*Task objective*. Give back each line of the data exactly as it reads, minus the pictures.

*Entries provided*.

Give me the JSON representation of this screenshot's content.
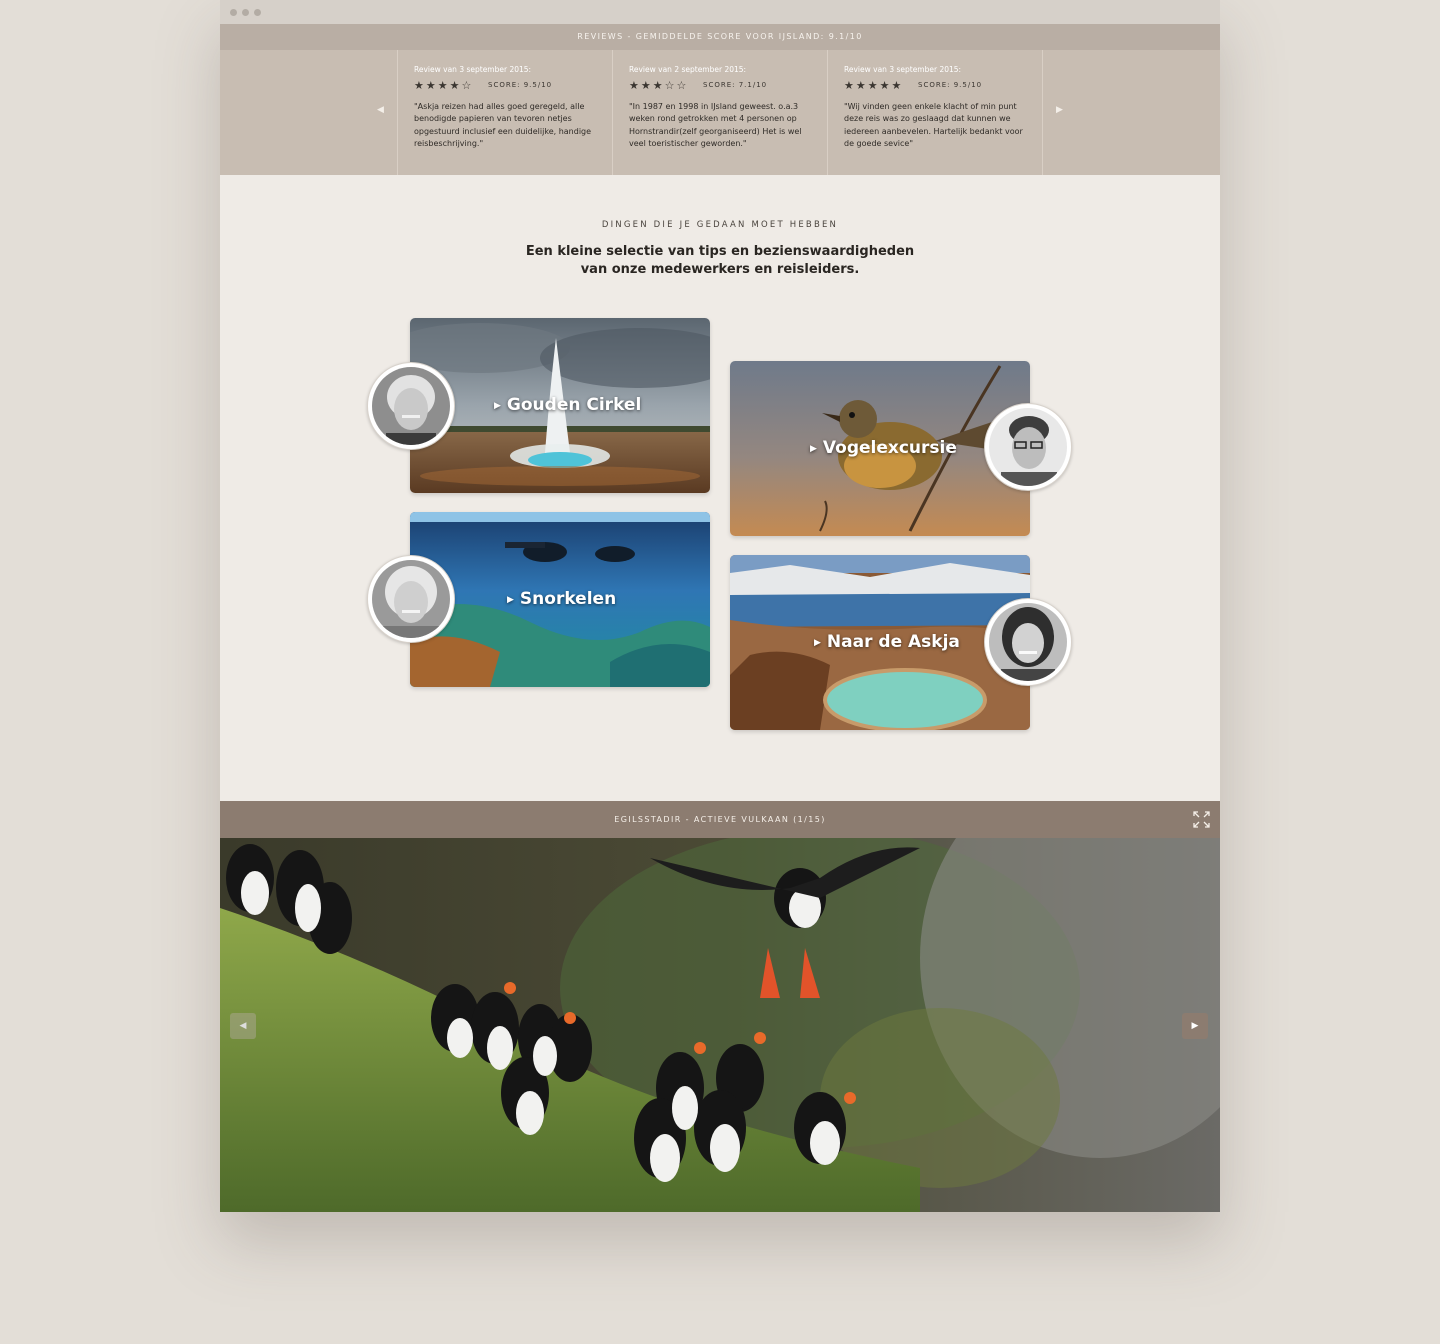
{
  "reviews": {
    "header": "REVIEWS - GEMIDDELDE SCORE VOOR IJSLAND: 9.1/10",
    "prev_icon": "◀",
    "next_icon": "▶",
    "items": [
      {
        "date": "Review van 3 september 2015:",
        "stars": "★★★★☆",
        "rating": 4,
        "score": "SCORE: 9.5/10",
        "text": "\"Askja reizen had alles goed geregeld, alle benodigde papieren van tevoren netjes opgestuurd inclusief een duidelijke, handige reisbeschrijving.\""
      },
      {
        "date": "Review van 2 september 2015:",
        "stars": "★★★☆☆",
        "rating": 3,
        "score": "SCORE: 7.1/10",
        "text": "\"In 1987 en 1998 in IJsland geweest. o.a.3 weken rond getrokken met 4 personen op Hornstrandir(zelf georganiseerd) Het is wel veel toeristischer geworden.\""
      },
      {
        "date": "Review van 3 september 2015:",
        "stars": "★★★★★",
        "rating": 5,
        "score": "SCORE: 9.5/10",
        "text": "\"Wij vinden geen enkele klacht of min punt deze reis was zo geslaagd dat kunnen we iedereen aanbevelen. Hartelijk bedankt voor de goede sevice\""
      }
    ]
  },
  "tips": {
    "kicker": "DINGEN DIE JE GEDAAN MOET HEBBEN",
    "heading": "Een kleine selectie van tips en bezienswaardigheden van onze medewerkers en reisleiders.",
    "play_icon": "▶",
    "cards": [
      {
        "label": "Gouden Cirkel"
      },
      {
        "label": "Vogelexcursie"
      },
      {
        "label": "Snorkelen"
      },
      {
        "label": "Naar de Askja"
      }
    ]
  },
  "gallery": {
    "title": "EGILSSTADIR - ACTIEVE VULKAAN (1/15)",
    "prev_icon": "◀",
    "next_icon": "▶"
  },
  "colors": {
    "page_bg": "#e3ded7",
    "content_bg": "#efebe6",
    "reviews_bar": "#b9aea4",
    "reviews_bg": "#c8bdb2",
    "gallery_bar": "#8c7c70"
  }
}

*Response to this exercise*.
Give me the JSON representation of this screenshot's content.
{
  "reviews": {
    "header": "REVIEWS - GEMIDDELDE SCORE VOOR IJSLAND: 9.1/10",
    "prev_icon": "◀",
    "next_icon": "▶",
    "items": [
      {
        "date": "Review van 3 september 2015:",
        "stars": "★★★★☆",
        "rating": 4,
        "score": "SCORE: 9.5/10",
        "text": "\"Askja reizen had alles goed geregeld, alle benodigde papieren van tevoren netjes opgestuurd inclusief een duidelijke, handige reisbeschrijving.\""
      },
      {
        "date": "Review van 2 september 2015:",
        "stars": "★★★☆☆",
        "rating": 3,
        "score": "SCORE: 7.1/10",
        "text": "\"In 1987 en 1998 in IJsland geweest. o.a.3 weken rond getrokken met 4 personen op Hornstrandir(zelf georganiseerd) Het is wel veel toeristischer geworden.\""
      },
      {
        "date": "Review van 3 september 2015:",
        "stars": "★★★★★",
        "rating": 5,
        "score": "SCORE: 9.5/10",
        "text": "\"Wij vinden geen enkele klacht of min punt deze reis was zo geslaagd dat kunnen we iedereen aanbevelen. Hartelijk bedankt voor de goede sevice\""
      }
    ]
  },
  "tips": {
    "kicker": "DINGEN DIE JE GEDAAN MOET HEBBEN",
    "heading": "Een kleine selectie van tips en bezienswaardigheden van onze medewerkers en reisleiders.",
    "play_icon": "▶",
    "cards": [
      {
        "label": "Gouden Cirkel"
      },
      {
        "label": "Vogelexcursie"
      },
      {
        "label": "Snorkelen"
      },
      {
        "label": "Naar de Askja"
      }
    ]
  },
  "gallery": {
    "title": "EGILSSTADIR - ACTIEVE VULKAAN (1/15)",
    "prev_icon": "◀",
    "next_icon": "▶"
  },
  "colors": {
    "page_bg": "#e3ded7",
    "content_bg": "#efebe6",
    "reviews_bar": "#b9aea4",
    "reviews_bg": "#c8bdb2",
    "gallery_bar": "#8c7c70"
  }
}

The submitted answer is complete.